The Ann Arbor (Mich.) Campus Chapel had been talking about installing solar panels since the early 2000s; the Chapel’s 75th anniversary seemed an appropriate milestone for finally realizing such a project. According to Matt Ackerman, pastor of worship and community and member of “The Next 75 Years Campaign” committee, the result has been the installation of a solar panel system onto the Chapel roof.
One major motivation for the project has been the Chapel community’s longtime concern for creation care and for their neighbors, noted Ackerman. Installation of solar panels promotes the community’s goal of working toward better energy efficiency and reducing its carbon footprint. The expectation is that these panels will generate about the same amount of electricity the Chapel will use over the course of a year. So far the 44 panels, which are tied into the electric grid, have brought significant reductions in electric bills and are thus enabling better use of financial resources as well.
The very visible solar project is also a way for the Chapel community to reflect its Reformed perspective. Ackerman points out that the Campus Chapel was the first campus ministry in the Christian Reformed Church; it was founded in 1940 as a faith home for University of Michigan students from a Reformed background. But it has continually reached out to a much wider array of people and to the university itself. The gospel and the Reformed tradition are first encountered by many through the Chapel; according to Ackerman, this project bears “witness to our Reformed understanding of what it means to be a disciple of Jesus.” It points to the Christian calling to care about this created world as well as the world to come.

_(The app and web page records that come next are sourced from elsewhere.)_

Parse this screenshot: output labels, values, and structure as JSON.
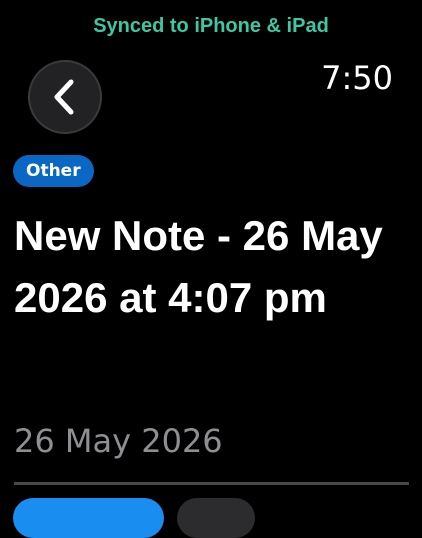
{
  "status": {
    "sync_banner": "Synced to iPhone & iPad",
    "time": "7:50"
  },
  "nav": {
    "back_icon": "chevron-left-icon"
  },
  "note": {
    "category": "Other",
    "title": "New Note - 26 May 2026 at 4:07 pm",
    "date": "26 May 2026"
  },
  "colors": {
    "background": "#000000",
    "sync_banner": "#3cc8a4",
    "category_pill": "#0a67c4",
    "primary_action": "#1a8ef0",
    "secondary_action": "#2c2c2e",
    "secondary_text": "#8e8e93"
  }
}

Educational displays highlighting the Christian values that motivated the solar project are being planned to show that environmental stewardship is more than a secular value of the university, Ackerman explained. Many university students have already expressed surprise and gratitude for this solar project, he said.